“We’re already looking to bring more young players in for pre-season 2021, and ultimately we’re doing because we want to bring players through with the characteristics that we believe will make good rugby players and good rugby teams.

“Recruiting six, seven, eight or even ten players every season is a challenge and you’re going to get some wrong.

“I’ve certainly got some wrong in the five or six years I’ve been at York.

“It’s not necessarily that the players aren’t good enough, it’s how they fit into how we play and our beliefs on and off the field.

“It doesn’t make them bad people, they’re just not York players.

“We want to improve that process and bring through our own players with those characteristics.

“And I also believe clubs should have some local lads in the side because York fans want to see York lads in the team.

“But it will only happen if they are good enough and some certainly have been; we even lost two in Greg Minikin and Kriss Brining to Super League.

“That’s life, and we might lose a couple more, but that won’t stop us.”

Ford believes the amateur set-up in the city can help strengthen the sport further in York.

He added: “It’s a thriving area.

“York Acorn is a very established club that has been in or around the Premier Division for a long time and it has an abundance of juniors playing.

“Since my time at York, Heworth has been a very strong junior club with hundreds of kids playing in great facilities.

“Their first team is getting stronger with a few ex-York lads and Scott Rhodes doing a good job as coach and they’re getting better all the time.

“Then at New Earswick All Blacks they also have a very strong junior set-up with loads of kids playing.

“I’ve spent some time there and have really appreciated the vibe they have at the club.
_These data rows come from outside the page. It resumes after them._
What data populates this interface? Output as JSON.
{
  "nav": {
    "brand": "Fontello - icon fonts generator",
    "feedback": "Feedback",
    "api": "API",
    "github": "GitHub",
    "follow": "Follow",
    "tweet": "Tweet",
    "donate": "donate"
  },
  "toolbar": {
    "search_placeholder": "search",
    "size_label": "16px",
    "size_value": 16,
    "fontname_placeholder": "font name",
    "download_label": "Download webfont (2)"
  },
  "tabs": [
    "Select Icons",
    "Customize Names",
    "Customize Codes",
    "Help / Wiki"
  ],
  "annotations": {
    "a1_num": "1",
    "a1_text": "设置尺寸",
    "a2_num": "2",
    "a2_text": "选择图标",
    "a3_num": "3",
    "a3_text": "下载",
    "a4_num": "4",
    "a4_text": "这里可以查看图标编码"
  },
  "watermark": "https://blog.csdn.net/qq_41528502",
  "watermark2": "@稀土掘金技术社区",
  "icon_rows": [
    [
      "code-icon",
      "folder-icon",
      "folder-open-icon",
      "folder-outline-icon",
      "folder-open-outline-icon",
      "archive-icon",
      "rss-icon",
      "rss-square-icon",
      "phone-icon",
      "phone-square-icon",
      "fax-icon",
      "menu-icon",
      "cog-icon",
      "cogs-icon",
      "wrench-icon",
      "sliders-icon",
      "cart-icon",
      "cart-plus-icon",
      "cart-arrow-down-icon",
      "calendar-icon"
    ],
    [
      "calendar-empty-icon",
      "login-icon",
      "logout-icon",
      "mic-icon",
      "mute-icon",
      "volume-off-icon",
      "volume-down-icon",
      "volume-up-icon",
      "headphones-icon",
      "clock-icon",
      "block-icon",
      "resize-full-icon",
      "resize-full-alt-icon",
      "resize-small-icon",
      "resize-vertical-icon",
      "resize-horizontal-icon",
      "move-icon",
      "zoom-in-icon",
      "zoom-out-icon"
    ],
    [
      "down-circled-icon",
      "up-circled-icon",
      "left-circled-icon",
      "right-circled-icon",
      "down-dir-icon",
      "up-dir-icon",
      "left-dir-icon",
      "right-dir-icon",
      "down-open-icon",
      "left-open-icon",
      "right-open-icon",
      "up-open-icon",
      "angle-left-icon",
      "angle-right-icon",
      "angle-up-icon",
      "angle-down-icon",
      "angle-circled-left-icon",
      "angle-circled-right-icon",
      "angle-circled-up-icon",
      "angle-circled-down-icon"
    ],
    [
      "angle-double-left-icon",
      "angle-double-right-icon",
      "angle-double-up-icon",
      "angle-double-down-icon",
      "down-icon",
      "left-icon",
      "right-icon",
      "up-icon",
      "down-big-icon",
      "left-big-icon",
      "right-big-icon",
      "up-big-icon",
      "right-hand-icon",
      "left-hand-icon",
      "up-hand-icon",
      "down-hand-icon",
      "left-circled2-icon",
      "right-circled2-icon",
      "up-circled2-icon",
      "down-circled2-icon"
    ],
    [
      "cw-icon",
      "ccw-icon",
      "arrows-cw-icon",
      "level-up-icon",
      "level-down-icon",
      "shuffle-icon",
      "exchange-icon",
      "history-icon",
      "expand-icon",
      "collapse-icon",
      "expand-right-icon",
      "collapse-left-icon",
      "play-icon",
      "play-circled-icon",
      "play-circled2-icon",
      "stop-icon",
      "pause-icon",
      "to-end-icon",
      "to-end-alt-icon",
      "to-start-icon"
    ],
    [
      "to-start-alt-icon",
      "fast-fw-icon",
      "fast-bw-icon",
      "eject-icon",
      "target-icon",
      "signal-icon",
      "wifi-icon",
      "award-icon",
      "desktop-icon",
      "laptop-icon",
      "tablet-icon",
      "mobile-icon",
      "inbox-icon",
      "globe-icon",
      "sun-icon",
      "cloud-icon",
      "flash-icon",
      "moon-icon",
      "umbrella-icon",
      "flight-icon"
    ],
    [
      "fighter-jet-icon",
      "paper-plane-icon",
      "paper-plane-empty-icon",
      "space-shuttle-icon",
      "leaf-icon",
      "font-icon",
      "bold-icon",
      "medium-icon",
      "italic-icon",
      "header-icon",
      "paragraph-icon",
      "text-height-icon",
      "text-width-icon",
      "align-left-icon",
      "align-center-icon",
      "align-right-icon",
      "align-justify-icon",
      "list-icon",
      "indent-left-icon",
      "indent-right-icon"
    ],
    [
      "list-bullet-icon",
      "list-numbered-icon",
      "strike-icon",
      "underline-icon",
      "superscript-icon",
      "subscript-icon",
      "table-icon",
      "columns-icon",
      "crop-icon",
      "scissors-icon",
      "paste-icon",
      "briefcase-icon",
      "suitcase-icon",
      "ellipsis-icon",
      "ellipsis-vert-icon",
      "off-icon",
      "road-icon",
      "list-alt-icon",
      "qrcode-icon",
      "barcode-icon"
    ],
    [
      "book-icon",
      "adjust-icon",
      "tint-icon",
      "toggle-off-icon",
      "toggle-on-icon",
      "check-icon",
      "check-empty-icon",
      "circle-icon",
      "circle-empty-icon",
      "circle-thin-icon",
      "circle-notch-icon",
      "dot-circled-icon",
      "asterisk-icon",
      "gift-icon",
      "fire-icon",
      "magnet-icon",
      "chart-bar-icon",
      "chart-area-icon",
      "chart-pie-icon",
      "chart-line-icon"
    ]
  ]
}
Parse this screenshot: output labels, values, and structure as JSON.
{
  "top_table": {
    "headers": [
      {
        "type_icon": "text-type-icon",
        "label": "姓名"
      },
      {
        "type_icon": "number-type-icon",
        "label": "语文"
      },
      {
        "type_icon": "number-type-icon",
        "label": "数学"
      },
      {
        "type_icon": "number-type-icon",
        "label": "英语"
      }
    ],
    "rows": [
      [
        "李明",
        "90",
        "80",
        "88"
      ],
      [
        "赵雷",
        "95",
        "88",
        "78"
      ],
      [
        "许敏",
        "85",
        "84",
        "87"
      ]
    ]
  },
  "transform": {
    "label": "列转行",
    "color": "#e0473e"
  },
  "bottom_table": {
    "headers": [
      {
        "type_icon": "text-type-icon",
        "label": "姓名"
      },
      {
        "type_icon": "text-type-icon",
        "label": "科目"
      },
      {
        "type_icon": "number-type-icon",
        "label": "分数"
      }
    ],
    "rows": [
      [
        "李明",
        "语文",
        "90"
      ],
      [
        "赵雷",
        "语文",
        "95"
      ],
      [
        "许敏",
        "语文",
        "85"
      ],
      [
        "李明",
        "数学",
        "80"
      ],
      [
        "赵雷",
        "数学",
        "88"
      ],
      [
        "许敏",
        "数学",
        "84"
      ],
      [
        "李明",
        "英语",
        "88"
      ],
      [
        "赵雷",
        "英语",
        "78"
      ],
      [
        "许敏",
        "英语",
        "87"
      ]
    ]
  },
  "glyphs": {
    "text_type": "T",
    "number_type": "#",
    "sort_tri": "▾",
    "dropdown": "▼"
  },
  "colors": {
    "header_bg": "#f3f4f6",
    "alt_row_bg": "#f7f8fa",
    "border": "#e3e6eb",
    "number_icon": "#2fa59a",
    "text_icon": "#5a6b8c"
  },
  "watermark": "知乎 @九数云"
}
For the young ones it’s very much about participation, enjoyment and instilling good values, rather than the win-at-all costs you may or may not see at times.

“It’s the kind of environment I’d want my own children to be in.

“First and foremost I’m a Rugby League supporter and want what’s best for the game, for York and the Knights.

“If I can play a part in helping junior coaches in the area then that’s a win.

“What helps, I think, is that I’m genuinely interested in what shape Rugby League in York will have in ten years’ time.

“Will I be there? Probably not!

“But I’d love to be able to see a Myles Harrison or AJ Towse having been at York for ten years and beyond.”